When dental emergencies strike, know what to do so you don’t have to panic. Any dental injury, even a minor one, needs an examination by a dentist immediately. Sometimes, neighboring teeth can be injured even though, visibly you don’t see any damage. Stay level-headed, calm and ready to act with the following “what to do” information. When dental emergencies occur, call our office at 813-576-0200 and we can help talk you through what is going on. If you are unable to reach us, refer to the following tips and guidelines on what to do during a dental emergency.
Most Common Dental Emergencies: What to Do
- Knocked out a permanent tooth. Because time is critical for saving the tooth, report this injury right when it happens to a member of our dental team. Since neighboring teeth can sustain injuries, you want to make sure there is no damage to them. Because it is possible to reimplant a lost permanent tooth, the following steps are pivotal.
Here’s what to do:
- Find the lost tooth. Try not to touch the roots, only touch the crown of the tooth;
- Carefully clean the tooth with water without scrubbing or scraping;
- Gently reinsert the tooth to its original location or ask the child to keep the tooth in their mouth against their cheek while you travel to our Li’l Sunshine Smiles office–only attempt this with older children. Younger children run the risk of swallowing the tooth. With younger children, you can place the tooth in milk or saliva until you reach our office.
- Keep the tooth moist while you are in route to our office. Moisture is key for re-implantation success;
- If it is after hours and you are unable to contact a member of our team do not wait. Take your child to the emergency room to save the tooth.

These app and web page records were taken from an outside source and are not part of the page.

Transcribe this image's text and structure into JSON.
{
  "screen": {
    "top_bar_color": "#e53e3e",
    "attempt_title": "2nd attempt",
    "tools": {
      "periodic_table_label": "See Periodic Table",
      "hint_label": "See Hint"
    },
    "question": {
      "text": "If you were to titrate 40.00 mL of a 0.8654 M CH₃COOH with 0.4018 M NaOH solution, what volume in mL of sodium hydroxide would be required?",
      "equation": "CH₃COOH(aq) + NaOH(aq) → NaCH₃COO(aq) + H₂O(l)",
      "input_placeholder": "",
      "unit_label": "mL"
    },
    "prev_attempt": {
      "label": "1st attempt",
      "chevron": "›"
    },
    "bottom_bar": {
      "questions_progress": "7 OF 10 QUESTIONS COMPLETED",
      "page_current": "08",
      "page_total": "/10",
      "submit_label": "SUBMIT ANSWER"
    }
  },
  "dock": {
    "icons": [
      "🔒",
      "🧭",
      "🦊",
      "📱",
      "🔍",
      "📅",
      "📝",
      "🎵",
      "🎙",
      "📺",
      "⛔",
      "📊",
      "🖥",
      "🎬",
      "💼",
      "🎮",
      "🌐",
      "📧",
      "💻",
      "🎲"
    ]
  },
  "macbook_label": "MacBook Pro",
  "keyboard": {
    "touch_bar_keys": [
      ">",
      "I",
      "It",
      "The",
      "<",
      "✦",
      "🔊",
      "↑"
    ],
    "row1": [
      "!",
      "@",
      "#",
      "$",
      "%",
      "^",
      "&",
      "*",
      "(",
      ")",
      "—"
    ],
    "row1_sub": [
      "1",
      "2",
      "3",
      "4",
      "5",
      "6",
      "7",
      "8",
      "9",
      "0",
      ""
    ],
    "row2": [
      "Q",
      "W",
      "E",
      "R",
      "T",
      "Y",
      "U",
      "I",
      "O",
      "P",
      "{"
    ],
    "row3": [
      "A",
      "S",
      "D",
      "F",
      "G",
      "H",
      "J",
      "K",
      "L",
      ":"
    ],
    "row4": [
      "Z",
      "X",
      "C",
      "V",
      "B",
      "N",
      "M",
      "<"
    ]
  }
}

The chances of re-implantation success are greatly reduced after one hour.
- Toothache. Toothaches are one of the most common dental emergencies parents/patients face so knowing what to do will get you far. Tooth-related pain can vary from moderate to severe. Although erupting teeth will often cause toothaches, they do not require an office visit. Typically this kind of toothache responds well to over-the-counter pain relievers. However, toothaches related to broken teeth, tooth decay or tooth trauma will need an in-office evaluation.
What to do:
- Clean the tender area with warm water;
- Do not apply heat to the tooth or the area around the tooth;
- Check if any trapped food and remove it with floss, a proxy brush, or a toothbrush;
- Apply an icepack to hurt area to reduce swelling and pain;
- Contact our office.
- Knocked out a baby tooth. Contact our office during business hours. Often, this isn’t a dangerous emergency and no treatment will be necessary, but call our office for a consult.
- Tooth displacement. A displaced tooth is one that has been hit with enough force to make it loose. So, a displaced tooth may be partly removed from its socket and should be treated with care. Primary teeth usually heal on their own or will just fall out in time without medical intervention, but permanent teeth need a little more help. Even if the displacement is slight teeth need an exam because slightly displaced teeth are prone to infection.
- Broken tooth. Contact our office immediately if your child breaks a tooth. Dental emergencies, like a broken tooth, require your quick action to determine if you save the tooth. Quick action also protects your tooth from infection. What to do: 1) Rinse the mouth with water and apply a cold compresses to help reduce swelling; 2) Find and save any broken tooth fragments and bring them with you to our office.
- Root fracture. A root fracture occurs from direct trauma to the tooth. Root fractures are usually undetectable without a dental x-ray. Rule out a root fracture if any of your teeth have taken a significant impact. Failure to catch a root fracture can cause you to lose the tooth. Treatment will depend on the positioning of the fracture and how much pain the patient is in. The tooth will be monitored, treated, or extracted–as a worst case scenario. What to do: 1) Place a cold compress on the area of discomfort/injury; 2) Administer dentist-approved pain relief; and 3) Contact us for further instructions.
- Dental concussion. A tooth that has received a good hit, but has not been displaced or knocked out is called “concussed.” Dental concussion injuries are very common in toddlers who tend to fall more often/easily. Dental concussion can cause permanent or temporary tooth discoloration depending on the severity of the concussion. If you notice the tooth darkening in color it is usually an indication that the tooth is dying and that it may need root canal therapy. Most dental concussion injuries are not true dental emergencies and do not require emergency treatment, but should be reported to our office.
Schedule a Dental Emergency Follow-Up Appointment
Following a dental emergency, it is important to schedule an appointment so we can ensure that emergency measures were performed correctly. If you would like to learn more about what to do in a dental emergencies, or any of Li’l Sunshine Smiles’ other services, or to make an appointment, call 813-576-0200. Remember, no question is unimportant. Call us! We are here to help! Injuries to the mouth can be scary.